A UK report has criticised the EU’s Clinical Trial Directive saying it has “killed academic research” by making trials so “horrendously expensive” that only the largest pharmaceutical companies can afford to get new products registered.
EU rules placing “unreasonable burdens” on drug licensing risk making cancer deaths more likely. The Daily Telegraph reports that this is according to two top scientists, Angus Dalgleish, professor of oncology at the University of London, and Professor Keith Lewis, director of science and technology consultancy Sciovis, have criticised the EU’s Clinical Trial Directive saying it has "killed academic research" by making trials so "horrendously expensive" that only the largest pharmaceutical companies can afford to get new products registered.
The report says in their joint report, Let’s Embrace World-Class Scientific Collaboration, the professors claim the directive is pushing up the cost of treatment for UK taxpayers with cancer drugs now costing an average of £5,000 a month. The report states: “Patients suffer from directives. The Clinical Trial Directive was put forward in the spirit of harmonisation but was, in fact, a mechanism to make trials so horrendously expensive that only Big Pharma could afford to get their products registered.
"This conveniently made it extremely difficult for smaller companies and generics to compete. Unfortunately, at a stroke, this killed clinical academic research into innovative treatments that could be applied rapidly to the clinic.”

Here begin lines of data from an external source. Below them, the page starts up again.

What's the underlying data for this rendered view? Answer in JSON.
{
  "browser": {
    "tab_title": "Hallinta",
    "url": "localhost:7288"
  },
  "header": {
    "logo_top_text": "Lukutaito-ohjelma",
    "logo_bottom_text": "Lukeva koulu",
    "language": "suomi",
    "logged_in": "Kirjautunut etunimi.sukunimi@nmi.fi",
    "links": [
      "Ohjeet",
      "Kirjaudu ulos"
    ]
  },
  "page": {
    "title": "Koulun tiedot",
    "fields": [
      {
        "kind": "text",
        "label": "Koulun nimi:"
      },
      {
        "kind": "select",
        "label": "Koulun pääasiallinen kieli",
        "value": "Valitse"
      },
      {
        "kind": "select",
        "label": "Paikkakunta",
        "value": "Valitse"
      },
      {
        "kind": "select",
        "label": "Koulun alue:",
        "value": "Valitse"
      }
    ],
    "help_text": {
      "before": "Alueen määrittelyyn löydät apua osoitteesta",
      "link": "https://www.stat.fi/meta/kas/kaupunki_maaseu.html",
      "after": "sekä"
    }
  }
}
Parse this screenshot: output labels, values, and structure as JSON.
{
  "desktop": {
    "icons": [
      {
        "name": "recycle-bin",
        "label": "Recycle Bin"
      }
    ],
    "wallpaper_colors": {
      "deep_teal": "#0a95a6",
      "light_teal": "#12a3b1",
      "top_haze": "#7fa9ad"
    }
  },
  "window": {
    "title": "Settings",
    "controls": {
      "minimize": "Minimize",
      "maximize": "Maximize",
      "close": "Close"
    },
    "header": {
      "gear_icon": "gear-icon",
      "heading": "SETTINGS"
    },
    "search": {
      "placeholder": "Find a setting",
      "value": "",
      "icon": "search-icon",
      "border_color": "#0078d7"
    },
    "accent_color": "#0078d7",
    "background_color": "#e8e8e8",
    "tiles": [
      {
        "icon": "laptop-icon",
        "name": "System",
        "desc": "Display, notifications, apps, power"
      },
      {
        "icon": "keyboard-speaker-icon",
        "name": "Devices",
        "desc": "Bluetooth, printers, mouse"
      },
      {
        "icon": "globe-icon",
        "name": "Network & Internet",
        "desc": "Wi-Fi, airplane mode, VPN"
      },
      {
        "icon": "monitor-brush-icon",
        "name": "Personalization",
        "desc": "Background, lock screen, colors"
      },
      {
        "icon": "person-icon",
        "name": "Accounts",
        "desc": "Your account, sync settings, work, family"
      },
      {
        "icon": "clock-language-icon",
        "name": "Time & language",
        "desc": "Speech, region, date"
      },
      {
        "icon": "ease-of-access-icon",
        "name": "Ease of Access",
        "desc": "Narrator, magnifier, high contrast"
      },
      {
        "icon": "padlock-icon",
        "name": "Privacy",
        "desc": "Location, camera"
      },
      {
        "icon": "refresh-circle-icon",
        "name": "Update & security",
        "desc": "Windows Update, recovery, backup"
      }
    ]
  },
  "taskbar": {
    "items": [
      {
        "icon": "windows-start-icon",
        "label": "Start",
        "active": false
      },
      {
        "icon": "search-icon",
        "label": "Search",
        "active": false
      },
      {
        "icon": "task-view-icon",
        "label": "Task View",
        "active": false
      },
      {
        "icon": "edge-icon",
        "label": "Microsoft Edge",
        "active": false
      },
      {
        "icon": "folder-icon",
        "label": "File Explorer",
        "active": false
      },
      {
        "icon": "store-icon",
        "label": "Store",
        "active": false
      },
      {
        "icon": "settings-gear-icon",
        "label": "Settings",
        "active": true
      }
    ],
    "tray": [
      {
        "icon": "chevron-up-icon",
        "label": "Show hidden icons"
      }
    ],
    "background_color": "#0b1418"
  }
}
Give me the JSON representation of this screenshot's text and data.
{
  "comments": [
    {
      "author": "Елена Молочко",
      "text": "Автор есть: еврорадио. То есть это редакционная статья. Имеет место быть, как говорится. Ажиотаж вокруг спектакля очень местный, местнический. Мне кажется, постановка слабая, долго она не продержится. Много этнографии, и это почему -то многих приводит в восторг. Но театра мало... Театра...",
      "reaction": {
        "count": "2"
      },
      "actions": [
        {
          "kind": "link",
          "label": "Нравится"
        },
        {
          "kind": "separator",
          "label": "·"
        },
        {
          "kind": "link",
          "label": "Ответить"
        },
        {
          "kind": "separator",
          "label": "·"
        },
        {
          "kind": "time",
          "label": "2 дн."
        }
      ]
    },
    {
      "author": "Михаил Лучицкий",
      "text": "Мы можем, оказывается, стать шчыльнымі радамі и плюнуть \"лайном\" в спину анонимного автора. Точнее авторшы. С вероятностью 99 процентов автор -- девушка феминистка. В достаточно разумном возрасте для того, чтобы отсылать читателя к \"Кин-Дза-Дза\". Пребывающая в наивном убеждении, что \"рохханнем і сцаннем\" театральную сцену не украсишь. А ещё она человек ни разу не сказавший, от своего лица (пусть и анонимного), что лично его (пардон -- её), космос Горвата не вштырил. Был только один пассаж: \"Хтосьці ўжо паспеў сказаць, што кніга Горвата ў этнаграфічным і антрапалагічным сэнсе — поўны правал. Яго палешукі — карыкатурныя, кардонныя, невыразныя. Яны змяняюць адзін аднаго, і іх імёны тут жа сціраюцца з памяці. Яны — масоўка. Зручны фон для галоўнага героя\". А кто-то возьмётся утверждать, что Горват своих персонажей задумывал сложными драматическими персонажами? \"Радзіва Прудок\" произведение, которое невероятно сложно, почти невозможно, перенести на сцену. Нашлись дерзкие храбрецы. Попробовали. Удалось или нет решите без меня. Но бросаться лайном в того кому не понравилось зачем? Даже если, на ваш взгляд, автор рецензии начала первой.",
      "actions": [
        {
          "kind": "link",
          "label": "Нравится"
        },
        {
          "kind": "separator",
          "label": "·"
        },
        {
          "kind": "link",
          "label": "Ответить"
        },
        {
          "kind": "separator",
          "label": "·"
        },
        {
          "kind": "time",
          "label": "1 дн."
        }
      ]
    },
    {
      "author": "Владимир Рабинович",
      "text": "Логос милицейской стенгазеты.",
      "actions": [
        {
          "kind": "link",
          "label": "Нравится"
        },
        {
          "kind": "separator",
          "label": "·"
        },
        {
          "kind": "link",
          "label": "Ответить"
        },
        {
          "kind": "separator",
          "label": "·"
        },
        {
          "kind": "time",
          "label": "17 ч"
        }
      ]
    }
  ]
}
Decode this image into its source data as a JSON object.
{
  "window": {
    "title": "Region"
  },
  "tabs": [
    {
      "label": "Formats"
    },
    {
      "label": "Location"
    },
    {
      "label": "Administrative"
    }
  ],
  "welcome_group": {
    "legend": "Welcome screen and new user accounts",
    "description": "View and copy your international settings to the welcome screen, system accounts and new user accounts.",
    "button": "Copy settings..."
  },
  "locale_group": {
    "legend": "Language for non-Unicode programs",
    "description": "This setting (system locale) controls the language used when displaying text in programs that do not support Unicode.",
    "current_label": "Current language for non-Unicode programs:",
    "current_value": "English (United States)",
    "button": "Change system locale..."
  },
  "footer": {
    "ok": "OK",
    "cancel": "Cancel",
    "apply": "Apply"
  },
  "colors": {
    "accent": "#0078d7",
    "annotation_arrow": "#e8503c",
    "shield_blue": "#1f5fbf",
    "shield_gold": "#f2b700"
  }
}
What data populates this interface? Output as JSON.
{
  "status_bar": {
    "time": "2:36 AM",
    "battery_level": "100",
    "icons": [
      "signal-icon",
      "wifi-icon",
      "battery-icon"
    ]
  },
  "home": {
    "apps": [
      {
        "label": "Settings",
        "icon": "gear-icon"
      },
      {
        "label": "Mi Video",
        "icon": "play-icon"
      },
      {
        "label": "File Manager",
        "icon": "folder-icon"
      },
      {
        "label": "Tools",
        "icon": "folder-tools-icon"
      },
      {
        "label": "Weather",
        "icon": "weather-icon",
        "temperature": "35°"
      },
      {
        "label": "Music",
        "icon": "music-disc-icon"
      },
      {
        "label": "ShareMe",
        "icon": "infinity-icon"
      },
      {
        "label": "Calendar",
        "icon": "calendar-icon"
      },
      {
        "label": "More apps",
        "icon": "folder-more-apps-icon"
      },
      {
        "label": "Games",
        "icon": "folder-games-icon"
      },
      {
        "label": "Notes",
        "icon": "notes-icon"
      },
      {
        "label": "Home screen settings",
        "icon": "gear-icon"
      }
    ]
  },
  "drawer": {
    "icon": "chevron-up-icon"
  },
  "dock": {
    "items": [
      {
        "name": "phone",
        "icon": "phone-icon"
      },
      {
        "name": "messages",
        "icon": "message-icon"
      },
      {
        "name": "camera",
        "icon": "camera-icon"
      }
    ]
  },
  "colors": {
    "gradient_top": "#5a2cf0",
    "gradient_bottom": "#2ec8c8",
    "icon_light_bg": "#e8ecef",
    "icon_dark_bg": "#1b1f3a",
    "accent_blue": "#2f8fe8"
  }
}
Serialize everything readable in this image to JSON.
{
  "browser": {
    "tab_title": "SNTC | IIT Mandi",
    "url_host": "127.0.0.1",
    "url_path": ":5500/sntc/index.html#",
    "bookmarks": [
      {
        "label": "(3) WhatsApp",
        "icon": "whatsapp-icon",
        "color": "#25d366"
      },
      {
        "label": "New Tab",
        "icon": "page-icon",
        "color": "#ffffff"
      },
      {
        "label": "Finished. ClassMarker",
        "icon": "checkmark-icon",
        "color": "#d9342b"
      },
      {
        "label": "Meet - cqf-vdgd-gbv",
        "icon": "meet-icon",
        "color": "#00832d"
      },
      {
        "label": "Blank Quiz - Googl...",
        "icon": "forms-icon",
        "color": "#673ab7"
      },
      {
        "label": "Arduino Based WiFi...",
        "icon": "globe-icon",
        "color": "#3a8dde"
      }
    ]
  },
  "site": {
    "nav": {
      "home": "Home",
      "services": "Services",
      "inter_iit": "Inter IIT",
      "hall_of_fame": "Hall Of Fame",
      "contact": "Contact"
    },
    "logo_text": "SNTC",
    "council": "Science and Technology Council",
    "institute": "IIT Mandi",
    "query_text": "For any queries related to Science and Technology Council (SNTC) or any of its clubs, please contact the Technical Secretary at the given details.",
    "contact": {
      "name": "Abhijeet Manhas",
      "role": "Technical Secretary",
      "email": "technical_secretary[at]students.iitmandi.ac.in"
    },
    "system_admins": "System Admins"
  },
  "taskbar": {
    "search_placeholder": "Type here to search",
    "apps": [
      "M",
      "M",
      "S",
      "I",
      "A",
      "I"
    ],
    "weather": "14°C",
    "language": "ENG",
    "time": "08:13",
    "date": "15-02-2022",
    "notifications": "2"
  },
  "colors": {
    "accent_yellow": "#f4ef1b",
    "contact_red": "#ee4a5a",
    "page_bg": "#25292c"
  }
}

Calling for Britain to decide its own funding objectives post Brexit, rather than having to pay into EU schemes over which it has no control, the report claims decision making in EU science programmes has become increasingly political, describing their administration as a “bureaucratic nightmare”. The report also criticises Sir Paul Nurse, former president of the Royal Society, for claiming Brexit will be a “disaster” for British science, pointing out that overseas funding for UK's research and development fell for the third consecutive year during the period 2014 to 2017, with the business community providing the largest contribution (68%).The Daily Telegraph report Opinion piece